CMS: Open Payments Dispute Timeframe Will Not Change Due to COVID-19
On April 8, the Centers for Medicare and Medicaid Services (CMS) announced that despite the COVID-19 pandemic, statutory requirement for Open Payments data publication and resource constraints limit CMS’s ability to deviate from the established schedule. Therefore, the covered recipient pre-publication review and dispute period will remain April 1-May 15, 2020.
CMS: No Changes to Interest on Accelerated Medicare Pay
On April 7, the Centers for Medicare and Medicaid Services (CMS) responded to hospitals’ asking CMS to waive or lower the interest on advanced payments that providers request under the Medicare accelerated pay program. CMS announced that it does not have the authority to waive or change the interest rate on Medicare debts, including those repayments. The response also added that hospitals would have a year before the 10.25 percent interest rate kicks in.
FCC Approves Plan for $200 Million COVID-19 Telehealth Program
On April 3, the Federal Communications Commission (FCC) approved a plan to use $200 million allocated by Congress for a grant program for hospitals and health system providers aiming to use telehealth in their COVID-19 response. The FCC will begin reviewing applications today, April 13. The $200 million comes from the third coronavirus stimulus package signed into law on March 27. Providers would be able to use a streamlined application to apply for funding to fully cover their telehealth needs, from broadband connectivity to devices. Eligible providers may be in postsecondary education programs, including teaching hospitals, community health centers, local health departments or agencies, community mental health clinics, nonprofit hospitals, rural health clinics and skilled nursing facilities. Providers that are selected would not be responsible for the costs of their telehealth projects, officials said, and would be accepted on a rolling basis until funds are exhausted or the pandemic ends. Keep updated on the FCC response to telehealth and COVID-19 here.

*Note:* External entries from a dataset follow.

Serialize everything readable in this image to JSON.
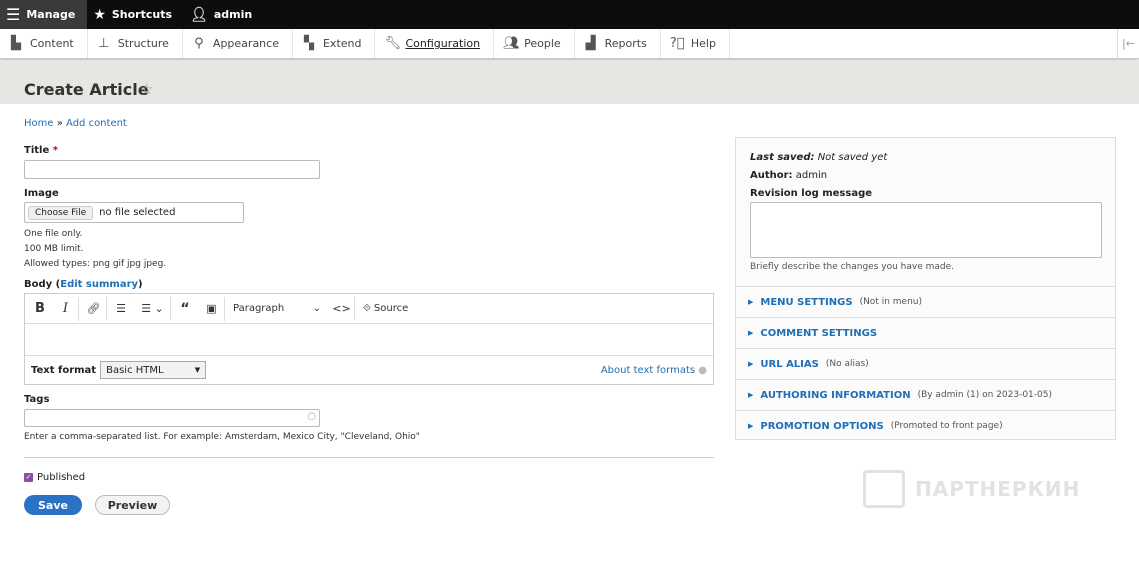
{
  "toolbar": {
    "manage": "Manage",
    "shortcuts": "Shortcuts",
    "user": "admin"
  },
  "nav": [
    {
      "label": "Content",
      "icon": "document-icon"
    },
    {
      "label": "Structure",
      "icon": "sitemap-icon"
    },
    {
      "label": "Appearance",
      "icon": "brush-icon"
    },
    {
      "label": "Extend",
      "icon": "puzzle-icon"
    },
    {
      "label": "Configuration",
      "icon": "wrench-icon"
    },
    {
      "label": "People",
      "icon": "people-icon"
    },
    {
      "label": "Reports",
      "icon": "bar-chart-icon"
    },
    {
      "label": "Help",
      "icon": "help-icon"
    }
  ],
  "page": {
    "title": "Create Article"
  },
  "breadcrumb": {
    "home": "Home",
    "sep": "»",
    "add": "Add content"
  },
  "form": {
    "title_label": "Title",
    "required": "*",
    "image_label": "Image",
    "choose_file": "Choose File",
    "no_file": "no file selected",
    "image_help": [
      "One file only.",
      "100 MB limit.",
      "Allowed types: png gif jpg jpeg."
    ],
    "body_label": "Body",
    "edit_summary": "Edit summary",
    "paragraph": "Paragraph",
    "source": "Source",
    "text_format_label": "Text format",
    "text_format_value": "Basic HTML",
    "about_formats": "About text formats",
    "tags_label": "Tags",
    "tags_help": "Enter a comma-separated list. For example: Amsterdam, Mexico City, \"Cleveland, Ohio\"",
    "published": "Published",
    "published_checked": true,
    "save": "Save",
    "preview": "Preview"
  },
  "sidebar": {
    "last_saved_label": "Last saved:",
    "last_saved_value": "Not saved yet",
    "author_label": "Author:",
    "author_value": "admin",
    "revision_label": "Revision log message",
    "revision_help": "Briefly describe the changes you have made.",
    "details": [
      {
        "title": "MENU SETTINGS",
        "summary": "(Not in menu)"
      },
      {
        "title": "COMMENT SETTINGS",
        "summary": ""
      },
      {
        "title": "URL ALIAS",
        "summary": "(No alias)"
      },
      {
        "title": "AUTHORING INFORMATION",
        "summary": "(By admin (1) on 2023-01-05)"
      },
      {
        "title": "PROMOTION OPTIONS",
        "summary": "(Promoted to front page)"
      }
    ]
  },
  "watermark": "ПАРТНЕРКИН"
}
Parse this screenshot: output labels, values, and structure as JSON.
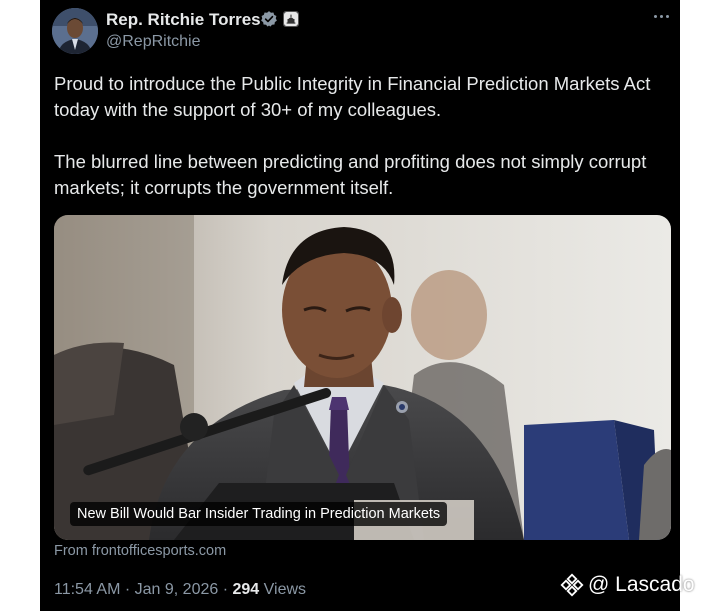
{
  "author": {
    "display_name": "Rep. Ritchie Torres",
    "handle": "@RepRitchie",
    "verified_icon": "verified-badge-icon",
    "verified_color": "#8b98a5",
    "affiliate_icon": "government-affiliate-icon"
  },
  "tweet": {
    "paragraphs": [
      "Proud to introduce the Public Integrity in Financial Prediction Markets Act today with the support of 30+ of my colleagues.",
      "The blurred line between predicting and profiting does not simply corrupt markets; it corrupts the government itself."
    ]
  },
  "media": {
    "headline": "New Bill Would Bar Insider Trading in Prediction Markets",
    "source": "From frontofficesports.com"
  },
  "meta": {
    "timestamp": "11:54 AM · Jan 9, 2026 · ",
    "views_count": "294",
    "views_label": " Views"
  },
  "watermark": {
    "text": "@ Lascado",
    "logo_icon": "binance-diamond-icon"
  },
  "colors": {
    "background": "#000000",
    "text": "#e7e9ea",
    "muted": "#8b98a5"
  }
}
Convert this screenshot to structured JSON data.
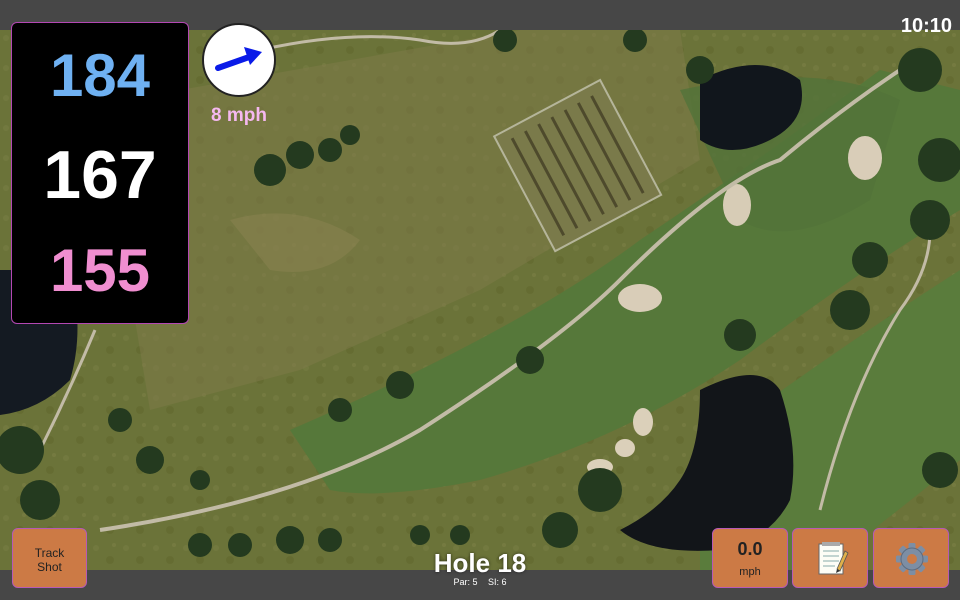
{
  "status": {
    "time": "10:10"
  },
  "distances": {
    "back": "184",
    "middle": "167",
    "front": "155",
    "colors": {
      "back": "#6fb1f2",
      "middle": "#ffffff",
      "front": "#f08ed0",
      "panel_border": "#b347b3"
    }
  },
  "wind": {
    "speed": "8 mph",
    "icon": "arrow-icon",
    "color": "#f5b8f0",
    "arrow_color": "#0a1be8"
  },
  "buttons": {
    "track_shot": "Track\nShot",
    "speed_value": "0.0",
    "speed_unit": "mph",
    "notes_icon": "notepad-icon",
    "settings_icon": "gear-icon",
    "color": "#cc7a45"
  },
  "hole": {
    "title": "Hole 18",
    "par": "Par: 5",
    "si": "SI: 6"
  }
}
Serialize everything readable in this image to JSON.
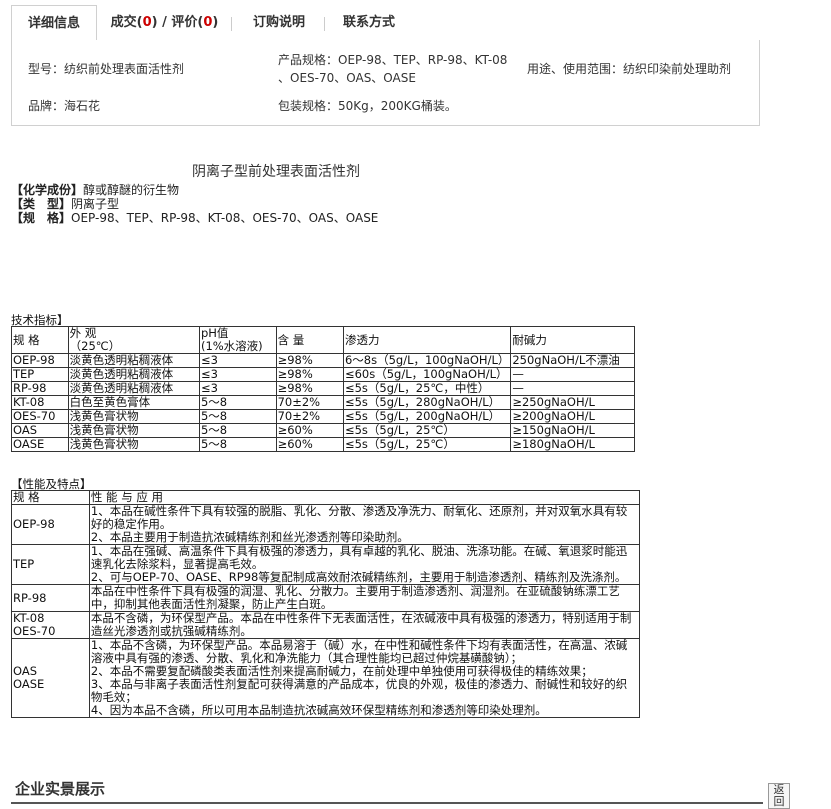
{
  "tabs": [
    {
      "label": "详细信息"
    },
    {
      "prefix": "成交(",
      "count": "0",
      "mid": ") / 评价(",
      "count2": "0",
      "suffix": ")"
    },
    {
      "label": "订购说明"
    },
    {
      "label": "联系方式"
    }
  ],
  "attrs": {
    "model": "型号：纺织前处理表面活性剂",
    "brand": "品牌：海石花",
    "spec_line1": "产品规格：OEP-98、TEP、RP-98、KT-08",
    "spec_line2": "、OES-70、OAS、OASE",
    "packing": "包装规格：50Kg，200KG桶装。",
    "usage": "用途、使用范围：纺织印染前处理助剂"
  },
  "doc": {
    "title": "阴离子型前处理表面活性剂",
    "composition_label": "【化学成份】",
    "composition": "醇或醇醚的衍生物",
    "type_label": "【类　型】",
    "type": "阴离子型",
    "spec_label": "【规　格】",
    "spec": "OEP-98、TEP、RP-98、KT-08、OES-70、OAS、OASE"
  },
  "tech": {
    "label": "技术指标】",
    "headers": {
      "spec": "规 格",
      "appearance1": "外 观",
      "appearance2": "（25℃）",
      "ph1": "pH值",
      "ph2": "(1%水溶液)",
      "content": "含 量",
      "penetration": "渗透力",
      "alkali": "耐碱力"
    },
    "rows": [
      {
        "spec": "OEP-98",
        "appearance": "淡黄色透明粘稠液体",
        "ph": "≤3",
        "content": "≥98%",
        "penetration": "6～8s（5g/L，100gNaOH/L）",
        "alkali": "250gNaOH/L不漂油"
      },
      {
        "spec": "TEP",
        "appearance": "淡黄色透明粘稠液体",
        "ph": "≤3",
        "content": "≥98%",
        "penetration": "≤60s（5g/L，100gNaOH/L）",
        "alkali": "—"
      },
      {
        "spec": "RP-98",
        "appearance": "淡黄色透明粘稠液体",
        "ph": "≤3",
        "content": "≥98%",
        "penetration": "≤5s（5g/L，25℃，中性）",
        "alkali": "—"
      },
      {
        "spec": "KT-08",
        "appearance": "白色至黄色膏体",
        "ph": "5～8",
        "content": "70±2%",
        "penetration": "≤5s（5g/L，280gNaOH/L）",
        "alkali": "≥250gNaOH/L"
      },
      {
        "spec": "OES-70",
        "appearance": "浅黄色膏状物",
        "ph": "5～8",
        "content": "70±2%",
        "penetration": "≤5s（5g/L，200gNaOH/L）",
        "alkali": "≥200gNaOH/L"
      },
      {
        "spec": "OAS",
        "appearance": "浅黄色膏状物",
        "ph": "5～8",
        "content": "≥60%",
        "penetration": "≤5s（5g/L，25℃）",
        "alkali": "≥150gNaOH/L"
      },
      {
        "spec": "OASE",
        "appearance": "浅黄色膏状物",
        "ph": "5～8",
        "content": "≥60%",
        "penetration": "≤5s（5g/L，25℃）",
        "alkali": "≥180gNaOH/L"
      }
    ]
  },
  "features": {
    "label": "【性能及特点】",
    "headers": {
      "spec": "规 格",
      "desc": "性 能 与 应 用"
    },
    "rows": [
      {
        "spec": "OEP-98",
        "desc": [
          "1、本品在碱性条件下具有较强的脱脂、乳化、分散、渗透及净洗力、耐氧化、还原剂，并对双氧水具有较好的稳定作用。",
          "2、本品主要用于制造抗浓碱精练剂和丝光渗透剂等印染助剂。"
        ]
      },
      {
        "spec": "TEP",
        "desc": [
          "1、本品在强碱、高温条件下具有极强的渗透力，具有卓越的乳化、脱油、洗涤功能。在碱、氧退浆时能迅速乳化去除浆料，显著提高毛效。",
          "2、可与OEP-70、OASE、RP98等复配制成高效耐浓碱精练剂，主要用于制造渗透剂、精练剂及洗涤剂。"
        ]
      },
      {
        "spec": "RP-98",
        "desc": [
          "本品在中性条件下具有极强的润湿、乳化、分散力。主要用于制造渗透剂、润湿剂。在亚硫酸钠练漂工艺中，抑制其他表面活性剂凝聚，防止产生白斑。"
        ]
      },
      {
        "spec": "KT-08",
        "spec2": "OES-70",
        "desc": [
          "本品不含磷，为环保型产品。本品在中性条件下无表面活性，在浓碱液中具有极强的渗透力，特别适用于制造丝光渗透剂或抗强碱精练剂。"
        ]
      },
      {
        "spec": "OAS",
        "spec2": "OASE",
        "desc": [
          "1、本品不含磷，为环保型产品。本品易溶于（碱）水，在中性和碱性条件下均有表面活性，在高温、浓碱溶液中具有强的渗透、分散、乳化和净洗能力（其合理性能均已超过仲烷基磺酸钠）；",
          "2、本品不需要复配磷酸类表面活性剂来提高耐碱力，在前处理中单独使用可获得极佳的精练效果；",
          "3、本品与非离子表面活性剂复配可获得满意的产品成本，优良的外观，极佳的渗透力、耐碱性和较好的织物毛效；",
          "4、因为本品不含磷，所以可用本品制造抗浓碱高效环保型精练剂和渗透剂等印染处理剂。"
        ]
      }
    ]
  },
  "showcase": {
    "title": "企业实景展示"
  },
  "back_button": {
    "label": "返回"
  }
}
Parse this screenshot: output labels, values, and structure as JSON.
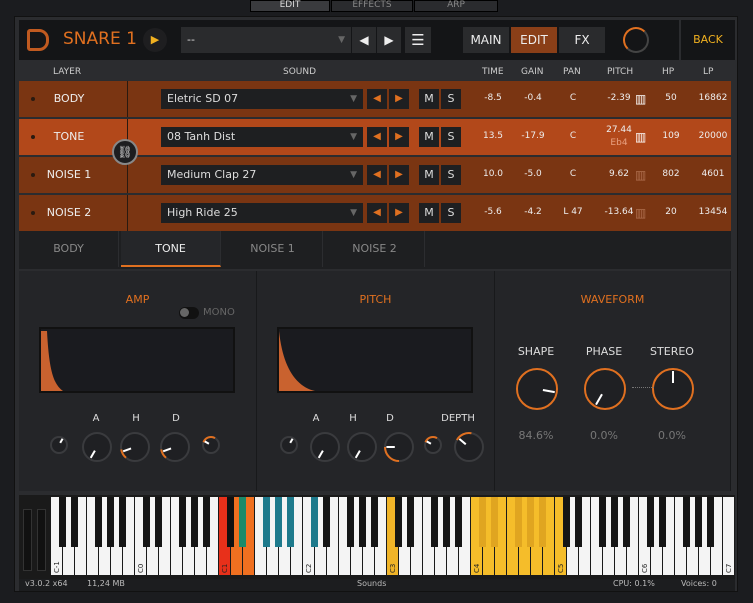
{
  "host": {
    "tabs": [
      "EDIT",
      "EFFECTS",
      "ARP"
    ]
  },
  "header": {
    "title": "SNARE 1",
    "preset": "--",
    "main": "MAIN",
    "edit": "EDIT",
    "fx": "FX",
    "back": "BACK"
  },
  "columns": {
    "layer": "LAYER",
    "sound": "SOUND",
    "time": "TIME",
    "gain": "GAIN",
    "pan": "PAN",
    "pitch": "PITCH",
    "hp": "HP",
    "lp": "LP"
  },
  "layers": [
    {
      "name": "BODY",
      "sound": "Eletric SD 07",
      "time": "-8.5",
      "gain": "-0.4",
      "pan": "C",
      "pitch": "-2.39",
      "note": "",
      "hp": "50",
      "lp": "16862",
      "m": "M",
      "s": "S"
    },
    {
      "name": "TONE",
      "sound": "08 Tanh Dist",
      "time": "13.5",
      "gain": "-17.9",
      "pan": "C",
      "pitch": "27.44",
      "note": "Eb4",
      "hp": "109",
      "lp": "20000",
      "m": "M",
      "s": "S"
    },
    {
      "name": "NOISE 1",
      "sound": "Medium Clap 27",
      "time": "10.0",
      "gain": "-5.0",
      "pan": "C",
      "pitch": "9.62",
      "note": "",
      "hp": "802",
      "lp": "4601",
      "m": "M",
      "s": "S"
    },
    {
      "name": "NOISE 2",
      "sound": "High Ride 25",
      "time": "-5.6",
      "gain": "-4.2",
      "pan": "L 47",
      "pitch": "-13.64",
      "note": "",
      "hp": "20",
      "lp": "13454",
      "m": "M",
      "s": "S"
    }
  ],
  "tabs": [
    "BODY",
    "TONE",
    "NOISE 1",
    "NOISE 2"
  ],
  "amp": {
    "title": "AMP",
    "mono": "MONO",
    "labels": [
      "A",
      "H",
      "D"
    ]
  },
  "pitch": {
    "title": "PITCH",
    "labels": [
      "A",
      "H",
      "D",
      "DEPTH"
    ]
  },
  "waveform": {
    "title": "WAVEFORM",
    "knobs": [
      {
        "label": "SHAPE",
        "value": "84.6%"
      },
      {
        "label": "PHASE",
        "value": "0.0%"
      },
      {
        "label": "STEREO",
        "value": "0.0%"
      }
    ]
  },
  "keyboard": {
    "octave_labels": [
      "C-1",
      "C0",
      "C1",
      "C2",
      "C3",
      "C4",
      "C5",
      "C6",
      "C7"
    ]
  },
  "status": {
    "version": "v3.0.2 x64",
    "memory": "11,24 MB",
    "center": "Sounds",
    "cpu": "CPU: 0.1%",
    "voices": "Voices: 0"
  },
  "colors": {
    "accent": "#e07020",
    "row": "#7a3512",
    "row_selected": "#b2481a"
  }
}
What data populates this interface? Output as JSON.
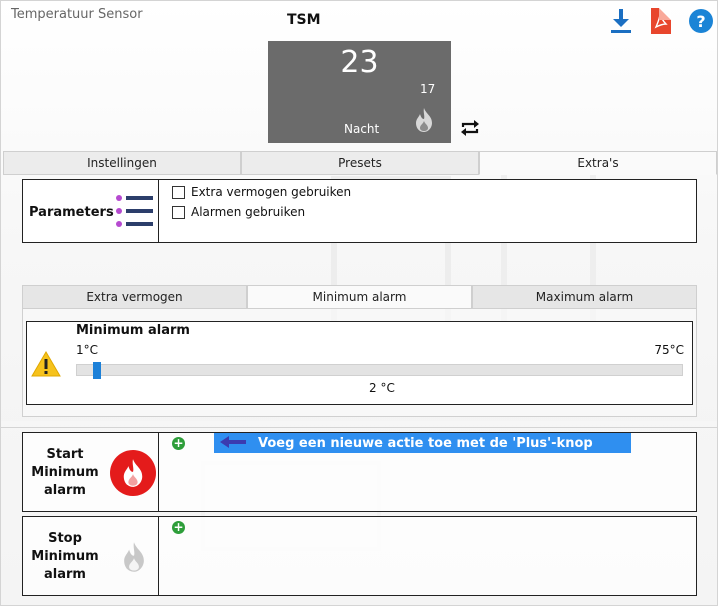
{
  "window": {
    "title": "Temperatuur Sensor"
  },
  "toolbar": {
    "download_icon": "download-icon",
    "pdf_icon": "pdf-icon",
    "help_icon": "help-icon",
    "help_glyph": "?"
  },
  "device": {
    "name": "TSM",
    "temperature": "23",
    "setpoint": "17",
    "mode": "Nacht",
    "swap_glyph": "⇄"
  },
  "tabs": [
    {
      "label": "Instellingen",
      "active": false
    },
    {
      "label": "Presets",
      "active": false
    },
    {
      "label": "Extra's",
      "active": true
    }
  ],
  "parameters": {
    "label": "Parameters",
    "options": [
      {
        "label": "Extra vermogen gebruiken",
        "checked": false
      },
      {
        "label": "Alarmen gebruiken",
        "checked": false
      }
    ]
  },
  "sub_tabs": [
    {
      "label": "Extra vermogen",
      "active": false
    },
    {
      "label": "Minimum alarm",
      "active": true
    },
    {
      "label": "Maximum alarm",
      "active": false
    }
  ],
  "alarm": {
    "title": "Minimum alarm",
    "min_label": "1°C",
    "max_label": "75°C",
    "min": 1,
    "max": 75,
    "value": 2,
    "value_label": "2 °C"
  },
  "actions": {
    "start": {
      "label_lines": [
        "Start",
        "Minimum",
        "alarm"
      ]
    },
    "stop": {
      "label_lines": [
        "Stop",
        "Minimum",
        "alarm"
      ]
    },
    "plus_glyph": "+",
    "hint": "Voeg een nieuwe actie toe met de 'Plus'-knop"
  },
  "colors": {
    "accent": "#1c80d8",
    "thermostat_bg": "#6b6b6b",
    "alarm_red": "#e41b1b",
    "add_green": "#2e9e3a",
    "hint_bg": "#2f8ff0"
  }
}
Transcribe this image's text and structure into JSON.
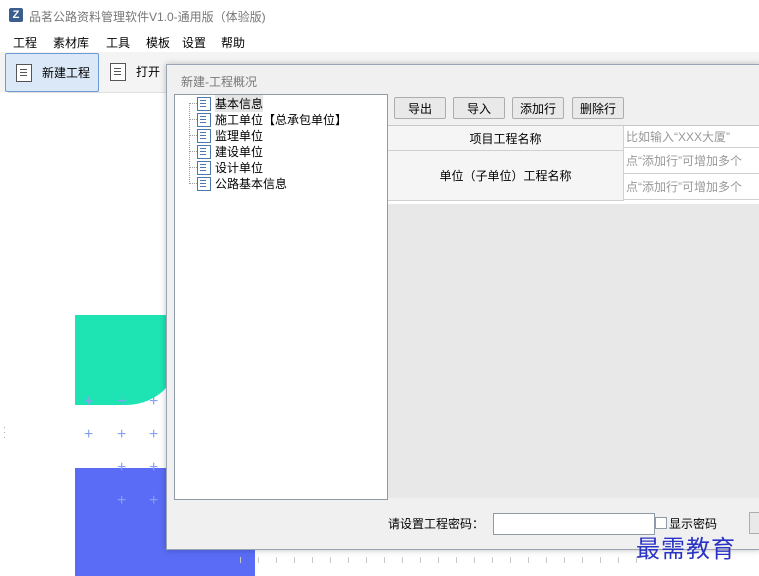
{
  "app": {
    "logo_letter": "Z",
    "title": "品茗公路资料管理软件V1.0-通用版（体验版)"
  },
  "menu": [
    "工程",
    "素材库",
    "工具",
    "模板",
    "设置",
    "帮助"
  ],
  "toolbar": {
    "new_project": "新建工程",
    "open": "打开"
  },
  "dialog": {
    "title": "新建-工程概况",
    "tree": [
      {
        "label": "基本信息",
        "selected": true
      },
      {
        "label": "施工单位【总承包单位】"
      },
      {
        "label": "监理单位"
      },
      {
        "label": "建设单位"
      },
      {
        "label": "设计单位"
      },
      {
        "label": "公路基本信息"
      }
    ],
    "buttons": {
      "export": "导出",
      "import": "导入",
      "add_row": "添加行",
      "delete_row": "删除行"
    },
    "grid": {
      "project_name_label": "项目工程名称",
      "project_name_placeholder": "比如输入“XXX大厦”",
      "unit_name_label": "单位（子单位）工程名称",
      "unit_hint_1": "点“添加行”可增加多个",
      "unit_hint_2": "点“添加行”可增加多个"
    },
    "password_label": "请设置工程密码：",
    "password_value": "",
    "show_password": "显示密码"
  },
  "watermark": "最需教育"
}
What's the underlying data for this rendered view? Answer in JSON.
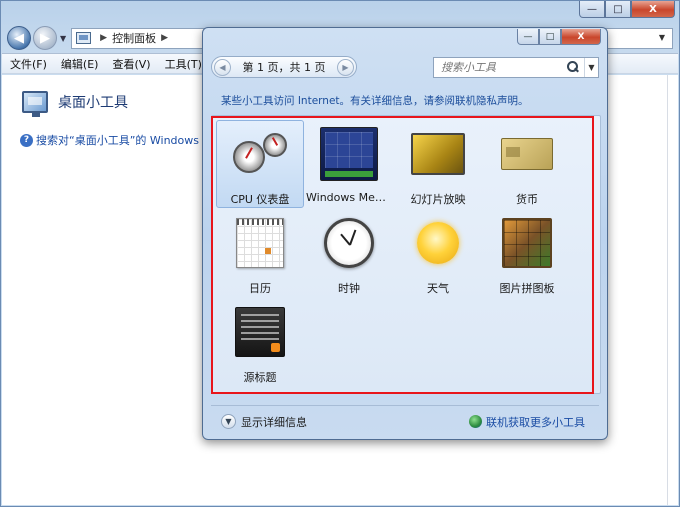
{
  "control_panel": {
    "address": {
      "path": [
        "控制面板"
      ]
    },
    "menu": [
      "文件(F)",
      "编辑(E)",
      "查看(V)",
      "工具(T)"
    ],
    "title": "桌面小工具",
    "link_text": "搜索对“桌面小工具”的 Windows 帮"
  },
  "window_controls": {
    "minimize": "—",
    "maximize": "□",
    "close": "X"
  },
  "gallery": {
    "pager_text": "第 1 页，共 1 页",
    "search_placeholder": "搜索小工具",
    "notice": "某些小工具访问 Internet。有关详细信息，请参阅联机隐私声明。",
    "gadgets": [
      {
        "name": "CPU 仪表盘",
        "icon": "cpu-meter-icon",
        "selected": true
      },
      {
        "name": "Windows Media Center",
        "icon": "media-center-icon",
        "selected": false
      },
      {
        "name": "幻灯片放映",
        "icon": "slideshow-icon",
        "selected": false
      },
      {
        "name": "货币",
        "icon": "currency-icon",
        "selected": false
      },
      {
        "name": "日历",
        "icon": "calendar-icon",
        "selected": false
      },
      {
        "name": "时钟",
        "icon": "clock-icon",
        "selected": false
      },
      {
        "name": "天气",
        "icon": "weather-icon",
        "selected": false
      },
      {
        "name": "图片拼图板",
        "icon": "puzzle-icon",
        "selected": false
      },
      {
        "name": "源标题",
        "icon": "feed-headlines-icon",
        "selected": false
      }
    ],
    "show_details": "显示详细信息",
    "get_more": "联机获取更多小工具"
  },
  "accent_colors": {
    "highlight_frame": "#e8151b",
    "link": "#1a4ca4"
  }
}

Read more in McGuireWoods Consulting’s Washington Healthcare Update.